Introducing a groundbreaking research technology, the The Digestive Health Foundation became a founding supporter in 2017 of a powerful new resource for digestive health medical research: The Digestive Health Foundation BioRepository.  As one of only a few GI biorepositories of its kind in the world, the DHF BioRepository stores, organizes, and makes accessible (digitally, in real time) blood and tissue samples from patients and family members diagnosed with one or more of the digestive disorders treated at the Northwestern Medicine Digestive Health Center.  Digestive disease research using the DHF BioRepository will leverage the latest advances in information technology with cutting-edge biologic and molecular research techniques to better understand gastrointestinal diseases and to help develop better treatment options for patients. Across GI sub-specialties, from liver and pancreatic cancers, esophageal diseases/swallowing disorders, inflammatory bowel disease (Crohn’s Disease and ulcerative colitis), GERD, IBS, bariatric surgery, nutritional issues, and many more, the extensive and growing patient network at Northwestern Medicine provides a diverse and valuable resource of participants.  After a patient chooses to participate, Northwestern Medicine directly links the patient’s anonymized electronic medical record, physiologic diagnostic test results, imaging results, and patient-directed quality of life indicators to a tissue bank that will include: samples obtained during endoscopy (biopsies), blood, urine, and stool.  The DHF BioRepository’s depth of capacity will enable physician scientists around the world to pursue large scale research studies into the mechanisms of digestive diseases.  Discoveries about the natural history and progression of digestive disease is providing the insight necessary to develop new diagnostic tools, better treatments, and eventual cures for digestive disease patients and future generations. — The Digestive Health...
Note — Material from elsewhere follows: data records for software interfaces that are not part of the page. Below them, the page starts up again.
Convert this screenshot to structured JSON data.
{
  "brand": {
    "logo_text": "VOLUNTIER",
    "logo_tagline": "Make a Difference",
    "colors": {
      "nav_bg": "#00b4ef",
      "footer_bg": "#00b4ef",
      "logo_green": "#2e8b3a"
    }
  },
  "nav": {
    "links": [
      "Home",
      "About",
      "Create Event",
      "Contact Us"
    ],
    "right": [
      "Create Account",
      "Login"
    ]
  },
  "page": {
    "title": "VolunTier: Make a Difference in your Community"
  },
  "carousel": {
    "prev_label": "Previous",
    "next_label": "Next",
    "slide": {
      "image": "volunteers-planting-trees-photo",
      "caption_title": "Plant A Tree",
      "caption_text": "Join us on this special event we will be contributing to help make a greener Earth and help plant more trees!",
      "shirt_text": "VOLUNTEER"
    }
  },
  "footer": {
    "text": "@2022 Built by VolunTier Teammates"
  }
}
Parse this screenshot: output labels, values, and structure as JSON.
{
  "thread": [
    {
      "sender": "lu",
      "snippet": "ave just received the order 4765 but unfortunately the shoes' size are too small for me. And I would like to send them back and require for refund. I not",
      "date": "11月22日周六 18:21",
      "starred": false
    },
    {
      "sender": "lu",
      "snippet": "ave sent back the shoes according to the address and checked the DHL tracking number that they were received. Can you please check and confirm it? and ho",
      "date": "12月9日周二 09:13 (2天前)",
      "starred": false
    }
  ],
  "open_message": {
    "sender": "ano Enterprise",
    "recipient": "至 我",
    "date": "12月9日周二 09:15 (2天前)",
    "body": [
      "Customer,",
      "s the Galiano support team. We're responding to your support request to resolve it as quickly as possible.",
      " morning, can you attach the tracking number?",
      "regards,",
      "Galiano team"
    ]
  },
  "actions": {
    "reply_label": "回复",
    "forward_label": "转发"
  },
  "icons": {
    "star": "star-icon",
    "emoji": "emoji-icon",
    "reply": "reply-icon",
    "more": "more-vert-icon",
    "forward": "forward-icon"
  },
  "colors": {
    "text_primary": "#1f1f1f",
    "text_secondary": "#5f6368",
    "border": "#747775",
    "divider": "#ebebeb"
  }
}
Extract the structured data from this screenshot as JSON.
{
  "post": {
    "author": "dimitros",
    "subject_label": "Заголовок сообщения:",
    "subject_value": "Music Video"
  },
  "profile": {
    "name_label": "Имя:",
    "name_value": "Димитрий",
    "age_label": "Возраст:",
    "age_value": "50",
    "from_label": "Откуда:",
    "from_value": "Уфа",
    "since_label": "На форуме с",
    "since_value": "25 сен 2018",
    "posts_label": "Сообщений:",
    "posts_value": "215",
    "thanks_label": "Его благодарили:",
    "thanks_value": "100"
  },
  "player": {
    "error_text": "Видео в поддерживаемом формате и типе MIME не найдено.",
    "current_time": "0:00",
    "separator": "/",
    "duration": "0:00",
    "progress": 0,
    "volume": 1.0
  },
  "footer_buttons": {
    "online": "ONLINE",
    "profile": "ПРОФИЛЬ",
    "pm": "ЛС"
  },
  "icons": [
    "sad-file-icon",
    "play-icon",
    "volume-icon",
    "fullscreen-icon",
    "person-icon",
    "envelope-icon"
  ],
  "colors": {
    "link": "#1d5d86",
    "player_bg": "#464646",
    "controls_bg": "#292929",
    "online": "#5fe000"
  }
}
Developing Ways to Reduce Inappropriate Use of (Leftover) Narcotics Prescribed for Patients Undergoing Bowel Surgery

Principal Investigator: Jonah J. Stulberg, MD, PhD, MPH A surplus of prescription pain killers continues to fuel the drug crisis in America. Accidental overdose of opioids have surpassed motor vehicle crashes in this country. Nearly two-thirds of opioid pills prescribed to Digestive Health Center (DHC) patients now go unused, leaving them vulnerable to abuse or misuse within our communities. Thanks to a Digestive Health Foundation grant, Jonah J. Stulberg, MD, PhD, MPH, a faculty member in the Department of Surgery, plans to launch the nation’s first-of-its-kind intervention project aimed at this growing risk among the DHC patient population. Through education and training, he hopes to change the culture of drug misuse among patients and the prescribing habits of ordering physicians to provide a safer and more effective pain management strategy. The study will include the installation of a one-way, sealed drug collection receptacle within the DHC Clinic; provider training on opioid prescribing risks, benefits and alternatives; and patient education materials promoting opioid medication safety. The grant will support the development of the educational tools and the statistical and project coordinator staff needed to study implementation effectiveness as well as the costs associated with the installation and maintenance of the opioid retrieval box. The ultimate goal is to develop a sustainable model for safe opioid prescribing and optimal pain control, while minimizing societal harm due to a surplus of unused...